▶ _How to complete this task_: Print all entries below exactly, without images.

▶ _Data provided_:
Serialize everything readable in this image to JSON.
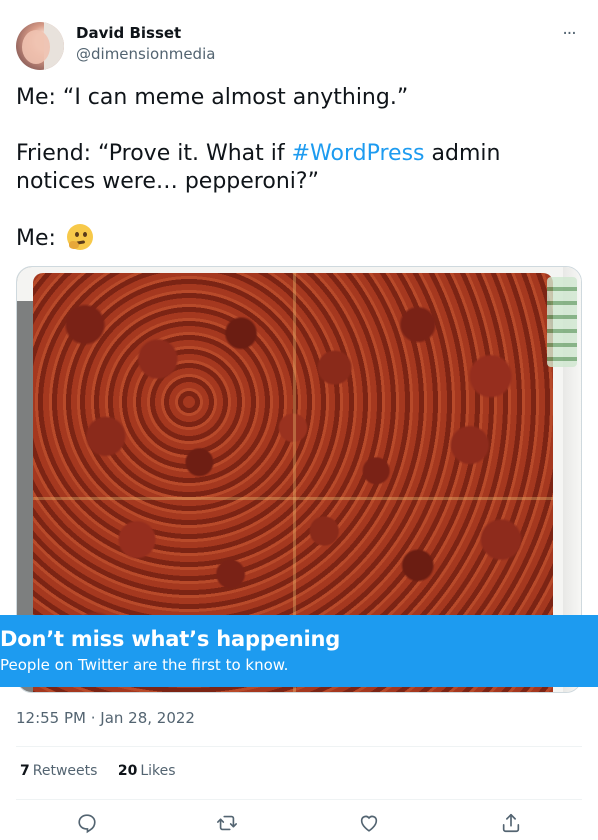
{
  "author": {
    "name": "David Bisset",
    "handle": "@dimensionmedia",
    "more_label": "···"
  },
  "tweet": {
    "line1": "Me: “I can meme almost anything.”",
    "line2_before": "Friend: “Prove it. What if ",
    "hashtag": "#WordPress",
    "line2_after": " admin notices were… pepperoni?”",
    "line3": "Me: ",
    "emoji": "thinking-face-emoji"
  },
  "media": {
    "description_icon": "pizza-photo"
  },
  "banner": {
    "title": "Don’t miss what’s happening",
    "subtitle": "People on Twitter are the first to know."
  },
  "timestamp": "12:55 PM · Jan 28, 2022",
  "stats": {
    "retweets_count": "7",
    "retweets_label": "Retweets",
    "likes_count": "20",
    "likes_label": "Likes"
  },
  "actions": [
    "reply-icon",
    "retweet-icon",
    "like-icon",
    "share-icon"
  ],
  "colors": {
    "accent": "#1d9bf0",
    "text": "#0f1419",
    "secondary": "#536471",
    "border": "#eff3f4"
  }
}
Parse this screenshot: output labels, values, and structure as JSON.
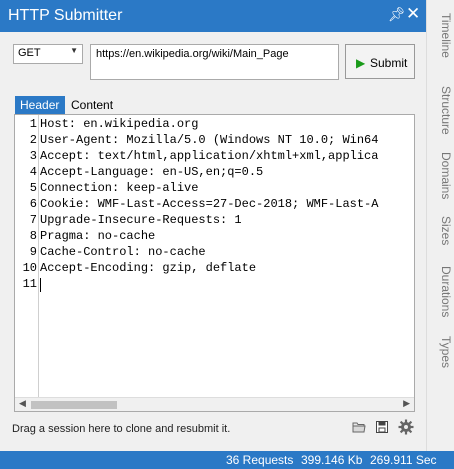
{
  "window": {
    "title": "HTTP Submitter",
    "pin_icon": "pin-icon",
    "close_icon": "close-icon"
  },
  "request": {
    "method": "GET",
    "url": "https://en.wikipedia.org/wiki/Main_Page",
    "submit_label": "Submit"
  },
  "tabs": {
    "header": "Header",
    "content": "Content"
  },
  "editor": {
    "lines": [
      {
        "num": "1",
        "text": "Host: en.wikipedia.org"
      },
      {
        "num": "2",
        "text": "User-Agent: Mozilla/5.0 (Windows NT 10.0; Win64"
      },
      {
        "num": "3",
        "text": "Accept: text/html,application/xhtml+xml,applica"
      },
      {
        "num": "4",
        "text": "Accept-Language: en-US,en;q=0.5"
      },
      {
        "num": "5",
        "text": "Connection: keep-alive"
      },
      {
        "num": "6",
        "text": "Cookie: WMF-Last-Access=27-Dec-2018; WMF-Last-A"
      },
      {
        "num": "7",
        "text": "Upgrade-Insecure-Requests: 1"
      },
      {
        "num": "8",
        "text": "Pragma: no-cache"
      },
      {
        "num": "9",
        "text": "Cache-Control: no-cache"
      },
      {
        "num": "10",
        "text": "Accept-Encoding: gzip, deflate"
      },
      {
        "num": "11",
        "text": ""
      }
    ]
  },
  "footer": {
    "hint": "Drag a session here to clone and resubmit it."
  },
  "side_tabs": [
    "Timeline",
    "Structure",
    "Domains",
    "Sizes",
    "Durations",
    "Types"
  ],
  "status": {
    "requests": "36 Requests",
    "size": "399.146 Kb",
    "time": "269.911 Sec"
  },
  "colors": {
    "accent": "#2b79c6",
    "submit_play": "#1a9b1a"
  }
}
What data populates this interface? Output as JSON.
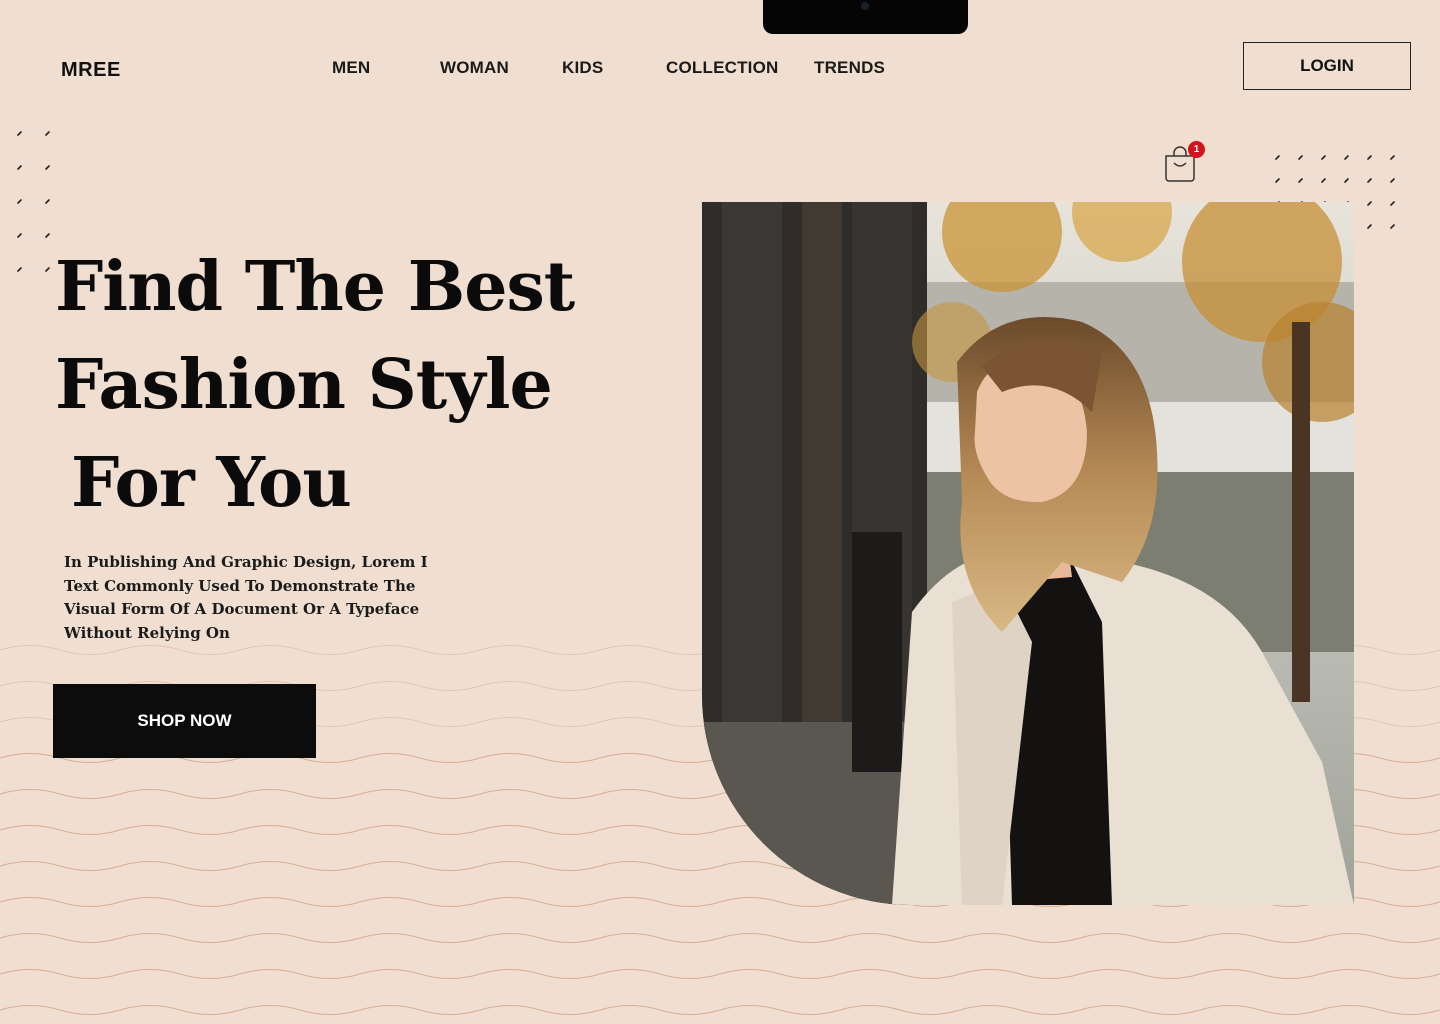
{
  "brand": {
    "name": "MREE"
  },
  "nav": {
    "items": [
      {
        "label": "MEN"
      },
      {
        "label": "WOMAN"
      },
      {
        "label": "KIDS"
      },
      {
        "label": "COLLECTION"
      },
      {
        "label": "TRENDS"
      }
    ]
  },
  "header": {
    "login_label": "LOGIN"
  },
  "cart": {
    "icon": "shopping-bag-icon",
    "count": "1"
  },
  "hero": {
    "headline": [
      "Find The Best",
      "Fashion Style",
      "For You"
    ],
    "description": "In Publishing And Graphic Design, Lorem I Text Commonly Used To Demonstrate The Visual Form Of A Document Or A Typeface Without Relying On",
    "cta_label": "SHOP NOW",
    "image": "woman-in-beige-jacket-photo"
  },
  "colors": {
    "background": "#f0dfd0",
    "text": "#0b0b0b",
    "button": "#0c0c0c",
    "badge": "#d4141c",
    "wave": "#c9987a"
  }
}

▶ _Written reply_:
Serialize everything readable in this image to JSON.
{
  "author": {
    "name": "David Bisset",
    "handle": "@dimensionmedia",
    "more_label": "···"
  },
  "tweet": {
    "line1": "Me: “I can meme almost anything.”",
    "line2_before": "Friend: “Prove it. What if ",
    "hashtag": "#WordPress",
    "line2_after": " admin notices were… pepperoni?”",
    "line3": "Me: ",
    "emoji": "thinking-face-emoji"
  },
  "media": {
    "description_icon": "pizza-photo"
  },
  "banner": {
    "title": "Don’t miss what’s happening",
    "subtitle": "People on Twitter are the first to know."
  },
  "timestamp": "12:55 PM · Jan 28, 2022",
  "stats": {
    "retweets_count": "7",
    "retweets_label": "Retweets",
    "likes_count": "20",
    "likes_label": "Likes"
  },
  "actions": [
    "reply-icon",
    "retweet-icon",
    "like-icon",
    "share-icon"
  ],
  "colors": {
    "accent": "#1d9bf0",
    "text": "#0f1419",
    "secondary": "#536471",
    "border": "#eff3f4"
  }
}
Parse this screenshot: output labels, values, and structure as JSON.
{
  "window": {
    "title": "HTTP Submitter",
    "pin_icon": "pin-icon",
    "close_icon": "close-icon"
  },
  "request": {
    "method": "GET",
    "url": "https://en.wikipedia.org/wiki/Main_Page",
    "submit_label": "Submit"
  },
  "tabs": {
    "header": "Header",
    "content": "Content"
  },
  "editor": {
    "lines": [
      {
        "num": "1",
        "text": "Host: en.wikipedia.org"
      },
      {
        "num": "2",
        "text": "User-Agent: Mozilla/5.0 (Windows NT 10.0; Win64"
      },
      {
        "num": "3",
        "text": "Accept: text/html,application/xhtml+xml,applica"
      },
      {
        "num": "4",
        "text": "Accept-Language: en-US,en;q=0.5"
      },
      {
        "num": "5",
        "text": "Connection: keep-alive"
      },
      {
        "num": "6",
        "text": "Cookie: WMF-Last-Access=27-Dec-2018; WMF-Last-A"
      },
      {
        "num": "7",
        "text": "Upgrade-Insecure-Requests: 1"
      },
      {
        "num": "8",
        "text": "Pragma: no-cache"
      },
      {
        "num": "9",
        "text": "Cache-Control: no-cache"
      },
      {
        "num": "10",
        "text": "Accept-Encoding: gzip, deflate"
      },
      {
        "num": "11",
        "text": ""
      }
    ]
  },
  "footer": {
    "hint": "Drag a session here to clone and resubmit it."
  },
  "side_tabs": [
    "Timeline",
    "Structure",
    "Domains",
    "Sizes",
    "Durations",
    "Types"
  ],
  "status": {
    "requests": "36 Requests",
    "size": "399.146 Kb",
    "time": "269.911 Sec"
  },
  "colors": {
    "accent": "#2b79c6",
    "submit_play": "#1a9b1a"
  }
}
What data populates this interface? Output as JSON.
{
  "brand": {
    "name": "MREE"
  },
  "nav": {
    "items": [
      {
        "label": "MEN"
      },
      {
        "label": "WOMAN"
      },
      {
        "label": "KIDS"
      },
      {
        "label": "COLLECTION"
      },
      {
        "label": "TRENDS"
      }
    ]
  },
  "header": {
    "login_label": "LOGIN"
  },
  "cart": {
    "icon": "shopping-bag-icon",
    "count": "1"
  },
  "hero": {
    "headline": [
      "Find The Best",
      "Fashion Style",
      "For You"
    ],
    "description": "In Publishing And Graphic Design, Lorem I Text Commonly Used To Demonstrate The Visual Form Of A Document Or A Typeface Without Relying On",
    "cta_label": "SHOP NOW",
    "image": "woman-in-beige-jacket-photo"
  },
  "colors": {
    "background": "#f0dfd0",
    "text": "#0b0b0b",
    "button": "#0c0c0c",
    "badge": "#d4141c",
    "wave": "#c9987a"
  }
}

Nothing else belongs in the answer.